# [MATERIALS PROVIDED]
____________

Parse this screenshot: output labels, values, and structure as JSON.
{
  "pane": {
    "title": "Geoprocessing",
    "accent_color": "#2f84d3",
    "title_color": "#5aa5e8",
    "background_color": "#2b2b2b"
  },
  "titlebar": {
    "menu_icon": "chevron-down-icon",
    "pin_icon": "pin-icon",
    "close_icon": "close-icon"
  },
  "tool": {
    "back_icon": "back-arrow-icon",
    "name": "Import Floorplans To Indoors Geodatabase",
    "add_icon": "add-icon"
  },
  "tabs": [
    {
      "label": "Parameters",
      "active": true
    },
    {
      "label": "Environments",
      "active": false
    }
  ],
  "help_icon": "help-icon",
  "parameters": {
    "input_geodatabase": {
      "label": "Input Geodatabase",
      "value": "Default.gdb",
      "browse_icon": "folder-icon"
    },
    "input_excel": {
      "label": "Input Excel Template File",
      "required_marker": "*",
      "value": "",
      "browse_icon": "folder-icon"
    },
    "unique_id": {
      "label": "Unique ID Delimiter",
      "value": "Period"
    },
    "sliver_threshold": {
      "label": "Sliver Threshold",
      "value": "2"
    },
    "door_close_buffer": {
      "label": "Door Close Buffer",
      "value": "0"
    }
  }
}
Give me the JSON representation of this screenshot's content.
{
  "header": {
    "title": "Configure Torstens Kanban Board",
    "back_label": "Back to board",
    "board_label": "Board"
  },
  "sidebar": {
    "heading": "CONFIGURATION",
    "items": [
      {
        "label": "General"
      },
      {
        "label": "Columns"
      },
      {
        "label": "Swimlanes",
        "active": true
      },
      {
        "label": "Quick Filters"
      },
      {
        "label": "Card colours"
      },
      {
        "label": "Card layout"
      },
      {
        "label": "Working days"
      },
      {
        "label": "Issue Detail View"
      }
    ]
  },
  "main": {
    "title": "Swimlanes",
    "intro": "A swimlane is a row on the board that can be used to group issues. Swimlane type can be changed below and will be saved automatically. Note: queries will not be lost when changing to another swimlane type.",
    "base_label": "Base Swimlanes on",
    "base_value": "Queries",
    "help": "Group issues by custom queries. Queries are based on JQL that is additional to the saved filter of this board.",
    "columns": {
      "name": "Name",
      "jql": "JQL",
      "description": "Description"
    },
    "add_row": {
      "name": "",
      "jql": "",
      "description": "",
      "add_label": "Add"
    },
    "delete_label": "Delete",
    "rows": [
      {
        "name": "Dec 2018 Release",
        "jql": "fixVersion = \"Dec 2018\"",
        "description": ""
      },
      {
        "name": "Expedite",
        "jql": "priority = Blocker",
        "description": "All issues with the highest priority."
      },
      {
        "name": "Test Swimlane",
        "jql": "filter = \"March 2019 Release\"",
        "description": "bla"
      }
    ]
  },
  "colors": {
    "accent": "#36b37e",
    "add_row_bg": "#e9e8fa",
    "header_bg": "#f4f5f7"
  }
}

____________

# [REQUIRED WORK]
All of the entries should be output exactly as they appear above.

# [WRITTEN SOLUTION]
Parse this screenshot: output labels, values, and structure as JSON.
{
  "pane": {
    "title": "Geoprocessing",
    "accent_color": "#2f84d3",
    "title_color": "#5aa5e8",
    "background_color": "#2b2b2b"
  },
  "titlebar": {
    "menu_icon": "chevron-down-icon",
    "pin_icon": "pin-icon",
    "close_icon": "close-icon"
  },
  "tool": {
    "back_icon": "back-arrow-icon",
    "name": "Import Floorplans To Indoors Geodatabase",
    "add_icon": "add-icon"
  },
  "tabs": [
    {
      "label": "Parameters",
      "active": true
    },
    {
      "label": "Environments",
      "active": false
    }
  ],
  "help_icon": "help-icon",
  "parameters": {
    "input_geodatabase": {
      "label": "Input Geodatabase",
      "value": "Default.gdb",
      "browse_icon": "folder-icon"
    },
    "input_excel": {
      "label": "Input Excel Template File",
      "required_marker": "*",
      "value": "",
      "browse_icon": "folder-icon"
    },
    "unique_id": {
      "label": "Unique ID Delimiter",
      "value": "Period"
    },
    "sliver_threshold": {
      "label": "Sliver Threshold",
      "value": "2"
    },
    "door_close_buffer": {
      "label": "Door Close Buffer",
      "value": "0"
    }
  }
}
Give me the JSON representation of this screenshot's content.
{
  "header": {
    "title": "Configure Torstens Kanban Board",
    "back_label": "Back to board",
    "board_label": "Board"
  },
  "sidebar": {
    "heading": "CONFIGURATION",
    "items": [
      {
        "label": "General"
      },
      {
        "label": "Columns"
      },
      {
        "label": "Swimlanes",
        "active": true
      },
      {
        "label": "Quick Filters"
      },
      {
        "label": "Card colours"
      },
      {
        "label": "Card layout"
      },
      {
        "label": "Working days"
      },
      {
        "label": "Issue Detail View"
      }
    ]
  },
  "main": {
    "title": "Swimlanes",
    "intro": "A swimlane is a row on the board that can be used to group issues. Swimlane type can be changed below and will be saved automatically. Note: queries will not be lost when changing to another swimlane type.",
    "base_label": "Base Swimlanes on",
    "base_value": "Queries",
    "help": "Group issues by custom queries. Queries are based on JQL that is additional to the saved filter of this board.",
    "columns": {
      "name": "Name",
      "jql": "JQL",
      "description": "Description"
    },
    "add_row": {
      "name": "",
      "jql": "",
      "description": "",
      "add_label": "Add"
    },
    "delete_label": "Delete",
    "rows": [
      {
        "name": "Dec 2018 Release",
        "jql": "fixVersion = \"Dec 2018\"",
        "description": ""
      },
      {
        "name": "Expedite",
        "jql": "priority = Blocker",
        "description": "All issues with the highest priority."
      },
      {
        "name": "Test Swimlane",
        "jql": "filter = \"March 2019 Release\"",
        "description": "bla"
      }
    ]
  },
  "colors": {
    "accent": "#36b37e",
    "add_row_bg": "#e9e8fa",
    "header_bg": "#f4f5f7"
  }
}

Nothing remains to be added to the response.